** BRIEF **
Leave every picture out. Set down all the lines below exactly.

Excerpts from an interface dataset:
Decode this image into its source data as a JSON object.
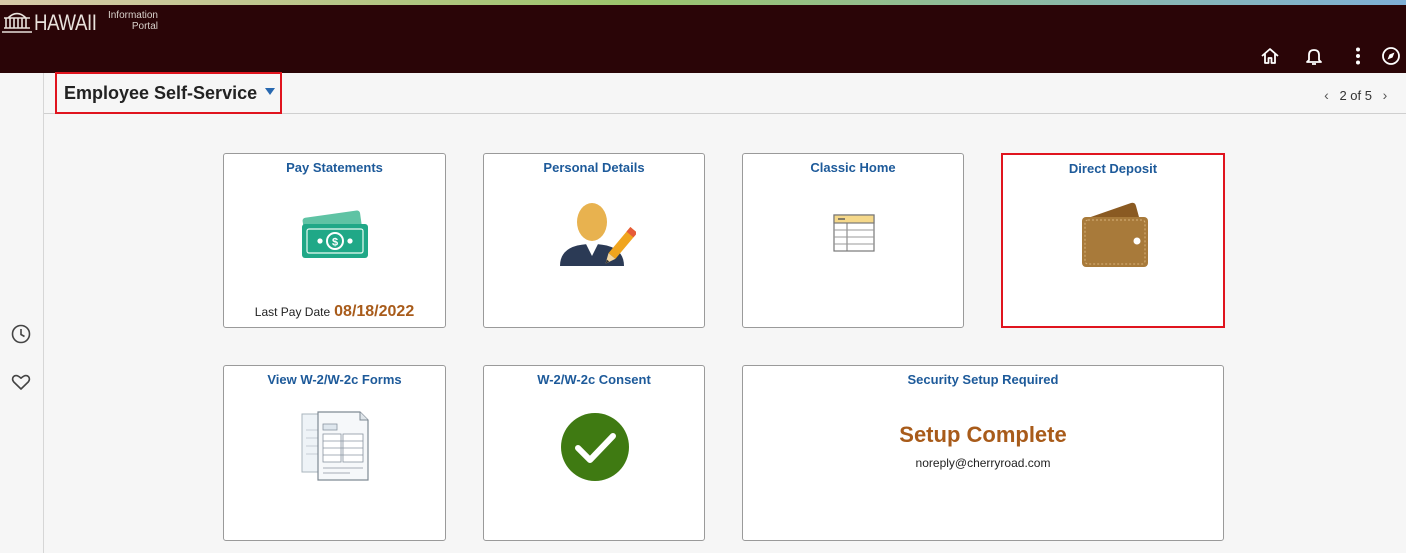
{
  "brand": {
    "name": "HAWAII",
    "sub_line1": "Information",
    "sub_line2": "Portal"
  },
  "header_icons": [
    "home-icon",
    "bell-icon",
    "more-vertical-icon",
    "navbar-compass-icon"
  ],
  "homepage": {
    "title": "Employee Self-Service",
    "page_label": "2 of 5"
  },
  "rail_icons": [
    "recent-clock-icon",
    "favorites-heart-icon"
  ],
  "tiles": {
    "pay_statements": {
      "title": "Pay Statements",
      "last_pay_label": "Last Pay Date",
      "last_pay_value": "08/18/2022"
    },
    "personal_details": {
      "title": "Personal Details"
    },
    "classic_home": {
      "title": "Classic Home"
    },
    "direct_deposit": {
      "title": "Direct Deposit"
    },
    "w2_forms": {
      "title": "View W-2/W-2c Forms"
    },
    "w2_consent": {
      "title": "W-2/W-2c Consent"
    },
    "security_setup": {
      "title": "Security Setup Required",
      "status": "Setup Complete",
      "email": "noreply@cherryroad.com"
    }
  },
  "colors": {
    "header_bg": "#2a0507",
    "tile_title": "#1d5a9a",
    "accent_orange": "#a85b1a",
    "highlight_red": "#e0141e",
    "consent_green": "#3f7a12",
    "wallet_brown": "#a87a3a"
  }
}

** RESULT FOR THIS TASK **
Decode this image into its source data as a JSON object.
{
  "brand": {
    "name": "HAWAII",
    "sub_line1": "Information",
    "sub_line2": "Portal"
  },
  "header_icons": [
    "home-icon",
    "bell-icon",
    "more-vertical-icon",
    "navbar-compass-icon"
  ],
  "homepage": {
    "title": "Employee Self-Service",
    "page_label": "2 of 5"
  },
  "rail_icons": [
    "recent-clock-icon",
    "favorites-heart-icon"
  ],
  "tiles": {
    "pay_statements": {
      "title": "Pay Statements",
      "last_pay_label": "Last Pay Date",
      "last_pay_value": "08/18/2022"
    },
    "personal_details": {
      "title": "Personal Details"
    },
    "classic_home": {
      "title": "Classic Home"
    },
    "direct_deposit": {
      "title": "Direct Deposit"
    },
    "w2_forms": {
      "title": "View W-2/W-2c Forms"
    },
    "w2_consent": {
      "title": "W-2/W-2c Consent"
    },
    "security_setup": {
      "title": "Security Setup Required",
      "status": "Setup Complete",
      "email": "noreply@cherryroad.com"
    }
  },
  "colors": {
    "header_bg": "#2a0507",
    "tile_title": "#1d5a9a",
    "accent_orange": "#a85b1a",
    "highlight_red": "#e0141e",
    "consent_green": "#3f7a12",
    "wallet_brown": "#a87a3a"
  }
}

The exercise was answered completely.